#### What the task asks
In the data that follows, every line containing the word "icon" should be returned.

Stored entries
________________________

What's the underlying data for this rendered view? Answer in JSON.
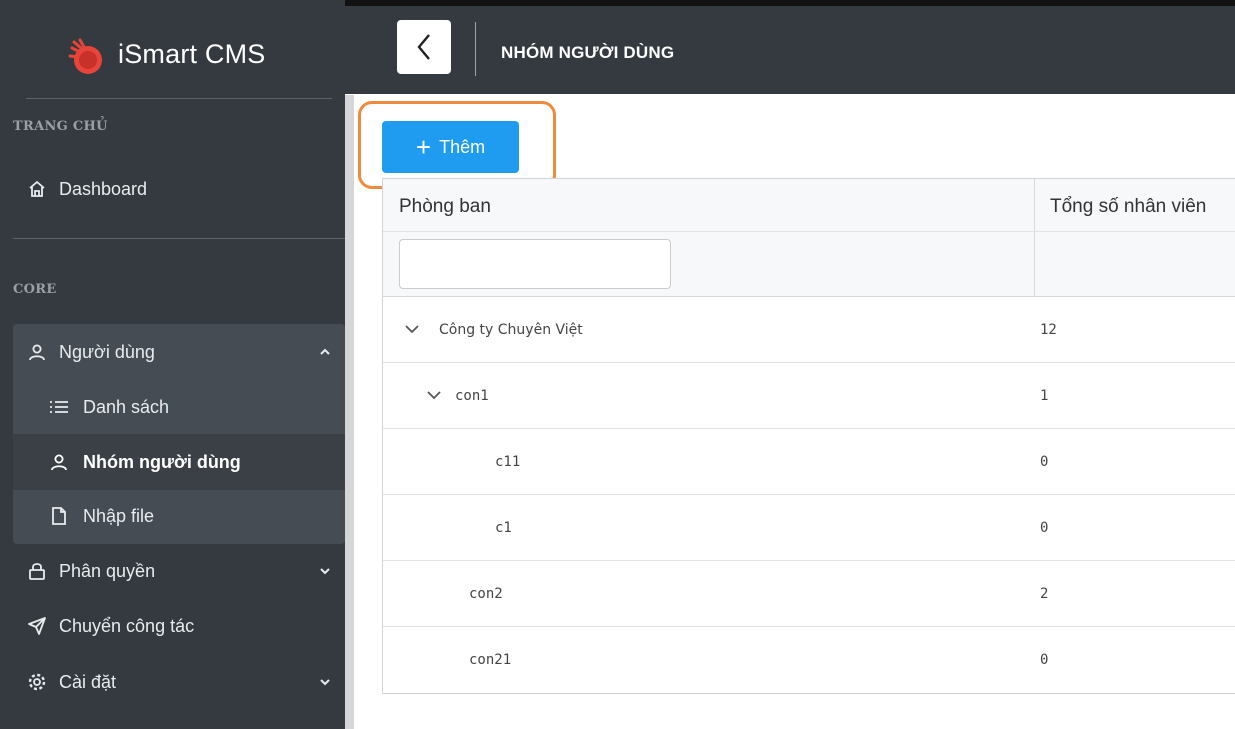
{
  "app": {
    "title": "iSmart CMS"
  },
  "header": {
    "page_title": "NHÓM NGƯỜI DÙNG"
  },
  "sidebar": {
    "sections": [
      {
        "heading": "TRANG CHỦ"
      },
      {
        "heading": "CORE"
      }
    ],
    "dashboard": {
      "label": "Dashboard",
      "icon": "home-icon"
    },
    "users_group": {
      "label": "Người dùng",
      "icon": "user-icon",
      "expanded": true,
      "items": [
        {
          "label": "Danh sách",
          "icon": "list-icon"
        },
        {
          "label": "Nhóm người dùng",
          "icon": "user-icon",
          "active": true
        },
        {
          "label": "Nhập file",
          "icon": "file-icon"
        }
      ]
    },
    "permissions": {
      "label": "Phân quyền",
      "icon": "lock-icon"
    },
    "transfer": {
      "label": "Chuyển công tác",
      "icon": "send-icon"
    },
    "settings": {
      "label": "Cài đặt",
      "icon": "gear-icon"
    }
  },
  "toolbar": {
    "add_label": "Thêm",
    "add_icon": "plus-icon",
    "highlight_color": "#f08a3c",
    "button_color": "#1f9bf0"
  },
  "table": {
    "columns": [
      "Phòng ban",
      "Tổng số nhân viên"
    ],
    "filter": {
      "value": "",
      "placeholder": ""
    },
    "rows": [
      {
        "name": "Công ty Chuyên Việt",
        "count": "12",
        "level": 0,
        "expanded": true
      },
      {
        "name": "con1",
        "count": "1",
        "level": 1,
        "expanded": true
      },
      {
        "name": "c11",
        "count": "0",
        "level": 2
      },
      {
        "name": "c1",
        "count": "0",
        "level": 2
      },
      {
        "name": "con2",
        "count": "2",
        "level": 1
      },
      {
        "name": "con21",
        "count": "0",
        "level": 1
      }
    ]
  }
}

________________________

#### Finished exercise
      "icon": "home-icon"
      "icon": "user-icon",
          "icon": "list-icon"
          "icon": "user-icon",
          "icon": "file-icon"
      "icon": "lock-icon"
      "icon": "send-icon"
      "icon": "gear-icon"
    "add_icon": "plus-icon",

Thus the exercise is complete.